The facts supporting the jury's verdict in the instant case are, indeed, more compelling than in Molinar-Apodaca. In reaching its verdict, the jury heard testimony that on at least one occasion, Carl Sykes, while armed with a semi-automatic handgun, escorted Charles Kilbourne to his car following Kilbourne's purchasing cocaine from Sykes at 464 St. Andrew. Furthermore, the record reflects that the co-conspirator Boisey Beverly indicated that he could supply Agent Sullivan with firearms. On June 6, 1989 while purchasing cocaine from Sykes, Agent Sullivan saw what from his experience he believed to be the outline of a handgun under Sykes' shirt. When asked by Agent Sullivan if he was afraid of being "ripped off," Sykes responded that "it would be like Vietnam around here!" The inference reasonably to be drawn from this comment is that Sykes and his co-conspirators possessed fire power, and they were deadly serious about using it to protect their retail drug business. Furthermore, the jury found that the defendants were involved in an ongoing drug distribution conspiracy from April 21 to June 23, pursuant to which drugs were sold at and distributed from the apartment. The apartment where the guns were found was being used as both the storage site and the retail outlet for their cocaine distribution. The guns were found with ammunition in a bedroom containing cocaine. Delores Scott, moreover, was found in the apartment in possession of approximately $2,200 in cash, ten dollars of which came from the June 6, 1989 sale of cocaine by Carl Sykes to Emanuel Brown to Agent Sullivan. A jury thus could reasonably connect the cash to the drug trafficking, and infer that these specific guns were used as protection "in relation to" both the ill-gained cash and drugs found in the room.
Given this evidence, we find it easy to conclude that the defendants, in the words of the Committee Report, "intended to use the gun[s] if a contingency arose" and "used" the guns identified in the indictment "as a means of safeguarding and facilitating illegal transactions and as an integral means of protecting [their] possession of the cocaine." United States v. Robinson, 857 F.2d 1006, 1010 (5th Cir. 1988).

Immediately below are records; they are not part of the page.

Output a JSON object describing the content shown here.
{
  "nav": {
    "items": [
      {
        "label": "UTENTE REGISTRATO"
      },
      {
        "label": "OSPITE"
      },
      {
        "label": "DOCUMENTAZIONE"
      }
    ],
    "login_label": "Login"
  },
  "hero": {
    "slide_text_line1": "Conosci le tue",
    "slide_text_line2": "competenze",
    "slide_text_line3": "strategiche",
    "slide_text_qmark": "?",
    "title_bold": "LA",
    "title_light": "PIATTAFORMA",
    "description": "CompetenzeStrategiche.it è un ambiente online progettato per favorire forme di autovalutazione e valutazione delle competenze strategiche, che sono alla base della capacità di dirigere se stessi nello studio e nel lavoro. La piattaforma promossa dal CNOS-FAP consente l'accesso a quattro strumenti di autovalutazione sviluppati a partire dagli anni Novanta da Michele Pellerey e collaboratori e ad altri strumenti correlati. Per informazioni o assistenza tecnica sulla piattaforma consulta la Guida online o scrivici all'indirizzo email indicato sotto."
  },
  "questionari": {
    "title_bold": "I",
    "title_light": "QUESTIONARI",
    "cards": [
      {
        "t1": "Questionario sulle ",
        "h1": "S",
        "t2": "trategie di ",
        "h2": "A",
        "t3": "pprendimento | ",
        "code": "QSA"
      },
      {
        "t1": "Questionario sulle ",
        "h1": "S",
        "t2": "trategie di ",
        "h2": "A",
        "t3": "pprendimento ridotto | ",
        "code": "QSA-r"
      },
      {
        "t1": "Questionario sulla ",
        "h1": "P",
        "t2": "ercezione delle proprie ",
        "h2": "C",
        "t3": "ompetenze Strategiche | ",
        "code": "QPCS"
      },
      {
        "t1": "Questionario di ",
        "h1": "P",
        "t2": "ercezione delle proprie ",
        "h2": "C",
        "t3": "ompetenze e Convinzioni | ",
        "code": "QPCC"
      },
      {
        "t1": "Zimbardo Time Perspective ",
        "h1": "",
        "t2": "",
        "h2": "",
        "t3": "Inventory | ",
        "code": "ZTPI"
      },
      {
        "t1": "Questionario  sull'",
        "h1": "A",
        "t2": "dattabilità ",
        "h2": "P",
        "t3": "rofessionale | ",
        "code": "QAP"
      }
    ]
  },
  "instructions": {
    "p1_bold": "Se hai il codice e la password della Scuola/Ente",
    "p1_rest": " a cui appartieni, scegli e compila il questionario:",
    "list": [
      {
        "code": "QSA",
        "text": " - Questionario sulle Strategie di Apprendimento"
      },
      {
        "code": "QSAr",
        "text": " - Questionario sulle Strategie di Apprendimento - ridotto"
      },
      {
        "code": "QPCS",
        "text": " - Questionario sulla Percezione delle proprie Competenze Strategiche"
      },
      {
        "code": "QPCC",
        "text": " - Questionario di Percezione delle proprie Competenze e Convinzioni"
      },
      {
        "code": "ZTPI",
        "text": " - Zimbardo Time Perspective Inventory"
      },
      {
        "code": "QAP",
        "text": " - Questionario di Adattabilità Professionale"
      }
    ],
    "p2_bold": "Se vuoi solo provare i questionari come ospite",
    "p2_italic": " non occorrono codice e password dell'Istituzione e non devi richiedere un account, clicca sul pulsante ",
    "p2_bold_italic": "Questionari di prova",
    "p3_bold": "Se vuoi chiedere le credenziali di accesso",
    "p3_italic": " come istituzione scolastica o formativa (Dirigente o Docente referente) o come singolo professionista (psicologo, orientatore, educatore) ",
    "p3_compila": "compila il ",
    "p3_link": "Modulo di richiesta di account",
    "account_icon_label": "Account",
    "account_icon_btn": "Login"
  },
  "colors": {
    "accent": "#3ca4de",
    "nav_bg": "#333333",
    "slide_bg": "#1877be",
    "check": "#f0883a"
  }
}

The Second Circuit recently considered a similar situation and held that the discovery of a handgun in a desk drawer in an apartment from which drugs were sold is not a sufficient basis, by itself, to support a conviction under section 924. See Feliz-Cordero, 859 F.2d at 254. The Second Circuit rationalized its holding by noting that neither the location of the firearm nor other circumstances suggested that the possessor of the firearm intended to use the firearm during the drug transactions. United States v. Wilson, 884 F.2d 174, 177 (5th Cir. 1989). In our case we note one particular difference: we have an express warning that sizeable fire power would be used if it became necessary to protect/further the drug conspiracy.
For the reasons stated above, we affirm defendants' respective convictions for violation of 18 U.S.C. § 924(c)(1).